Bird flu ‘non-event’ at Tyson leads to killing of 15,000 chickens, Russia and Japan implement ban
June 17, 2008
Two weeks ago Tyson Foods Inc. killed and buried the carcasses of 15,000 hens in northwest Arkansas that tested positive for exposure to a strain of the avian flu that is not harmful to humans, state officials announced.
The affected chickens had antibodies of a mild or low pathogenic strain of bird flu called H7N3.
It is the deadly high pathogenic H5N1 strain, which has never been found in the United States, that worries scientists because it has spread to and killed people around the world.
The deadly H5N1 strain has spread to humans overseas who have been in close contact with infected chickens. So far there have been 376 human cases worldwide including 238 deaths.
A major worry among health experts is the H5N1 strain will mutate into a form that can be transmitted from human to human, raising the threat of a global pandemic that could kill millions.
Jon Fitch, director of the state’s Livestock and Poultry Commission, said routine blood tests conducted on May 30 found the possible exposure. Further tests done by the state and the U.S. Department of Agriculture found the birds did not have active infections, but rather were exposed to a subtype of the disease.
“Even though the affected birds do not currently have the virus, the flock is being depopulated today as a precautionary measure and will not enter the human food chain.

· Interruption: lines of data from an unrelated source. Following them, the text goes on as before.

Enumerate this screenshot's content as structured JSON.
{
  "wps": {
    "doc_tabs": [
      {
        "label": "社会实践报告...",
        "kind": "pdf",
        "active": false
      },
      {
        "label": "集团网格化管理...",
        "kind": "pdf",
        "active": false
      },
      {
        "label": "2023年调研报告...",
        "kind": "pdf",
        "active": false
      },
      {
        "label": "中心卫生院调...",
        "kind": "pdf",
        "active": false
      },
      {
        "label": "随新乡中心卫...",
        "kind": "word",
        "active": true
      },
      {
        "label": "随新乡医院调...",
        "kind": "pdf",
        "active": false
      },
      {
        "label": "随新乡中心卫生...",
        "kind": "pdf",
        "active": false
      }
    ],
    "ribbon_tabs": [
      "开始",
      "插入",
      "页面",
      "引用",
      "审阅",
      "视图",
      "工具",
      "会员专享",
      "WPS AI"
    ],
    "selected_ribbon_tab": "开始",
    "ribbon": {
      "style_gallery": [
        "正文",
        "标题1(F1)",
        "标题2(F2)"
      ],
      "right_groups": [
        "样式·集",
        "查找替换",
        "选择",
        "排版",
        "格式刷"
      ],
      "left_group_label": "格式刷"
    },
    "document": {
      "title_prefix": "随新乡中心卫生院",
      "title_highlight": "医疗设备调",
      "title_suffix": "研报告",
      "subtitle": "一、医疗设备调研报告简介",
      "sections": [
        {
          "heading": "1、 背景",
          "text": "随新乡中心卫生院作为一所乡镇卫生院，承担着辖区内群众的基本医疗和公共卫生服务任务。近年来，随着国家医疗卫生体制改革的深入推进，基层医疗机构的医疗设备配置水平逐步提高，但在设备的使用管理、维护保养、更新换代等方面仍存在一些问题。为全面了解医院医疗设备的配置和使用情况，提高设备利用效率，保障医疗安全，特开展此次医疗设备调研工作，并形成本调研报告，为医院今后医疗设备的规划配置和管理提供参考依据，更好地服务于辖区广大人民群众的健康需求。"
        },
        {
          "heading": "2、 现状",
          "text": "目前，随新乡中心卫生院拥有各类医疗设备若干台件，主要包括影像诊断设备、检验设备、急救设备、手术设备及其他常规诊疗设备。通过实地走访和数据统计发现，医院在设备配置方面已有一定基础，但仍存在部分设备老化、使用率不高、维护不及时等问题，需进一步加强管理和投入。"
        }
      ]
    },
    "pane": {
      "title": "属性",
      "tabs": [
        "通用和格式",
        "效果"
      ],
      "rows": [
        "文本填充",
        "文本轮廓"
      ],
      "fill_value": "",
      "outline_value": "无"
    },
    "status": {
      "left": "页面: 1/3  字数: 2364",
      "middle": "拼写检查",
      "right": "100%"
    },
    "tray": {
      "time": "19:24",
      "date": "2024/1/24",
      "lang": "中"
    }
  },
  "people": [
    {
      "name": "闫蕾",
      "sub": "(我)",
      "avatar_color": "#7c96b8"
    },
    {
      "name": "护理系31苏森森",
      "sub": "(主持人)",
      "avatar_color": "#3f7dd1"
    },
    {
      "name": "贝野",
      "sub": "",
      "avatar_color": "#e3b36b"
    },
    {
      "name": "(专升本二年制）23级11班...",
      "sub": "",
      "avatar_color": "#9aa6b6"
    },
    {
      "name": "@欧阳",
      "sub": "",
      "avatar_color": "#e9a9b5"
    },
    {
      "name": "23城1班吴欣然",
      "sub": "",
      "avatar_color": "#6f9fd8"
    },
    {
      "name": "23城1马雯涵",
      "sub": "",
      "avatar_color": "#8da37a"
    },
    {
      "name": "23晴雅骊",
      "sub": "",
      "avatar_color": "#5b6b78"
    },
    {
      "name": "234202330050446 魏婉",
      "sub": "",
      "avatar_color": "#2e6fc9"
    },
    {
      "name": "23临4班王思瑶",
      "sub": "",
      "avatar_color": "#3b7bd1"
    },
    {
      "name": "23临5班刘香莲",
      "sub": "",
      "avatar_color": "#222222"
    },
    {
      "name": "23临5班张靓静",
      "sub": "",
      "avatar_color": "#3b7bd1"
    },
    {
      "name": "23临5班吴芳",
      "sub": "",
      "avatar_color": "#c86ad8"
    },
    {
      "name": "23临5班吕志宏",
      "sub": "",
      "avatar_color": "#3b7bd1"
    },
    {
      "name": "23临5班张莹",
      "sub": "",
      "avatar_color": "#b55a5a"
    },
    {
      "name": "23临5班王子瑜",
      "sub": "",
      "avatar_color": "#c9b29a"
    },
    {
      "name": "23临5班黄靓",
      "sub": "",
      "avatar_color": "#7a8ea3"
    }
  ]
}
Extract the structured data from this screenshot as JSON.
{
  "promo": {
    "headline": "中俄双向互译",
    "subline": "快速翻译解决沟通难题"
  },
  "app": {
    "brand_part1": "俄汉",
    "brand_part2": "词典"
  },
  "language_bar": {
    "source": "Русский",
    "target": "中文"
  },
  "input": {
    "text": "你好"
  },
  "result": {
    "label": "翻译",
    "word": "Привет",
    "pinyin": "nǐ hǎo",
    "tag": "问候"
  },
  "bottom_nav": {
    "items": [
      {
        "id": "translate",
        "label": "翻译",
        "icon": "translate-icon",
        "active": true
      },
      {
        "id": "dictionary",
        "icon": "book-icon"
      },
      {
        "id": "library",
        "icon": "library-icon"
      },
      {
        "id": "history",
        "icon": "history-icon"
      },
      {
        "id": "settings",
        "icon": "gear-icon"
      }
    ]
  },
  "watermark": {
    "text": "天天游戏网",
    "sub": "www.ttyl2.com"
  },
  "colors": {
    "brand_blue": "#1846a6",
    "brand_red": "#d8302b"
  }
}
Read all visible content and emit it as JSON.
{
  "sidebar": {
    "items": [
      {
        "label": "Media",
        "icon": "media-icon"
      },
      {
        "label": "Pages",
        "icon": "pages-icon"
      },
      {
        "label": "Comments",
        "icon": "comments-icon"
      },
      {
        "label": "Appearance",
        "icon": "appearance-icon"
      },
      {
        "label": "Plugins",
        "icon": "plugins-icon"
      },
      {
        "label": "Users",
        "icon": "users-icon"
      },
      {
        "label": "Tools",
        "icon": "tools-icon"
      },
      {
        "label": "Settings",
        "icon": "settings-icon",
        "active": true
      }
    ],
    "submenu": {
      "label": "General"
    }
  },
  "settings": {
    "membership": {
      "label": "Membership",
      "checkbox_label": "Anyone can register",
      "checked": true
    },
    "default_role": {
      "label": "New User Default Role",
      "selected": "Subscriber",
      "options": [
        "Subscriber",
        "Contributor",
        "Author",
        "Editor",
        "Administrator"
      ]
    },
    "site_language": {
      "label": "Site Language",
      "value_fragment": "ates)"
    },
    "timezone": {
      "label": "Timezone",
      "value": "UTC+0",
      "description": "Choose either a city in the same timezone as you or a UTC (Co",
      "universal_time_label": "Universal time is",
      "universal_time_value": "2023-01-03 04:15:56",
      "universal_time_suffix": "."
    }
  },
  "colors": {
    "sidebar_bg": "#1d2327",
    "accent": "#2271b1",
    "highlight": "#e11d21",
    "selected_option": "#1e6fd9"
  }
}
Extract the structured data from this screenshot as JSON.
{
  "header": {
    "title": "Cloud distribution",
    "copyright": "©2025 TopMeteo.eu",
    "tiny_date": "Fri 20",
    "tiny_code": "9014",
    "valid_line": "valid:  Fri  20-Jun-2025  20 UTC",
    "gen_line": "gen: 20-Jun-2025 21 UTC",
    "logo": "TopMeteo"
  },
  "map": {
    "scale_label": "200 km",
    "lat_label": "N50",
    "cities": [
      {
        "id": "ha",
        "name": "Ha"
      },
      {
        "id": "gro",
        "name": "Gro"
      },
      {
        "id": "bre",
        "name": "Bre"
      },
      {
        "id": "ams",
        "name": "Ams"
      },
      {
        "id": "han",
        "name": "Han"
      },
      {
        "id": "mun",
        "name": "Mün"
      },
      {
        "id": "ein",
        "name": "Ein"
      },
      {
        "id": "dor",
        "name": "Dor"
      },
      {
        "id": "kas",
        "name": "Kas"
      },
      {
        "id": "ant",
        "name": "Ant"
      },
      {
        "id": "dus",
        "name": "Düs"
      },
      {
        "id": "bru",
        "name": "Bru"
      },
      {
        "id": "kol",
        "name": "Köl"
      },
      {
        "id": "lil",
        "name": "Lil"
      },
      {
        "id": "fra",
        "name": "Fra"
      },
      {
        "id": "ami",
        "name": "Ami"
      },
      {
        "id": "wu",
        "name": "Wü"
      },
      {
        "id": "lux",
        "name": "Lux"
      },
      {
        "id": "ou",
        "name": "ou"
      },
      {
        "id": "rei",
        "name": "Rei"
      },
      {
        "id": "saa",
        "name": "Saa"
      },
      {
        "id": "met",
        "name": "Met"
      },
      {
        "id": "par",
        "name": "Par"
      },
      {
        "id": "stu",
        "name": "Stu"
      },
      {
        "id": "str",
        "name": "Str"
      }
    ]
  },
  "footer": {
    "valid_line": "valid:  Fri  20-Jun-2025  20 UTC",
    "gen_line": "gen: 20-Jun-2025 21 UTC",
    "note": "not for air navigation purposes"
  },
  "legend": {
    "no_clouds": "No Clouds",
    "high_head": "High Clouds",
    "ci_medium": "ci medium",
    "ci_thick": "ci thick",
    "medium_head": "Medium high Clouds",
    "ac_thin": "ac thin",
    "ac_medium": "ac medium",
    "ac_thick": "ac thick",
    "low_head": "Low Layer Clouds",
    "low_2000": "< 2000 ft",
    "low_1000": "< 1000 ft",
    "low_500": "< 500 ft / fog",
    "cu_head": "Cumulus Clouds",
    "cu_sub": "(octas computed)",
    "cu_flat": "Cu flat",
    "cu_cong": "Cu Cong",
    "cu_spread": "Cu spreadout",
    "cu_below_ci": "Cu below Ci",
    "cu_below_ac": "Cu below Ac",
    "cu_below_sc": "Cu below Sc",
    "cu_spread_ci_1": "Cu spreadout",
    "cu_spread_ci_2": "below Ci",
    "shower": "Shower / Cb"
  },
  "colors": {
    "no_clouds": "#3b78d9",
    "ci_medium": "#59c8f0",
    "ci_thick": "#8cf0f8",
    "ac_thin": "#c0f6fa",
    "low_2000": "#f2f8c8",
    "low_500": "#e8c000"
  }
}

While the birds’ exposure to this strain of avian influenza poses no risk to human health, USDA’s policy is to eradicate all H5 and H7 subtypes,” the company, based in Springdale, Arkansas, said in a statement.
Fitch said the company immediately began disposing of the birds.
“There is absolutely no human health threat,” Fitch said. “But we take this very seriously.”
“Honestly, it’s a nonevent. So far, it’s not something that’s reportable to any international monitoring agency like the World Organization for Animal Health,” said Toby Moore, spokesman for the USA Poultry and Egg Export Council, an industry trade group.
Fitch said state officials decided against announcing the infection to the general public because the birds tested positive for exposure to the H7N3 strain of the virus. The strain that ravaged Asian poultry stocks in late 2003 was H5N1 bird flu virus.
Gary Mickelson, a spokesman for Springdale-based Tyson, said the hens showed no signs of sickness before their pre-slaughter blood tests. He said the exposed birds all came from a contractor.
“As a preventive measure, Tyson is also stepping up its surveillance of avian influenza in the area,” Mickelson said in a statement. “The company plans to test all breeder farms that serve the local Tyson poultry complex, as well as any farms within a 10-mile radius of the affected farm.”
Following the discovery, the U.S. Agriculture Department suspended shipments of chicken from Arkansas to Russia, the most important overseas market for U.S. chicken.
The United States has bilateral agreements with Russia and Japan to report any finding of avian influenza strains H5 or H7, said Rachel Iadicicco, spokeswoman for U.S. Animal and Plant Health Inspection Service. Upon notification of a find, the United States automatically suspends the state’s exports to Russia, and Japan voluntarily decided to implement its ban, Iadicicco said.
There have been previous cases of mild bird flu in the United States. Last year government investigators found cases in 13 states.
In 2004, Pilgrim’s Pride destroyed 48,000 chickens after bird-flu antibodies were detected at Texas facilities.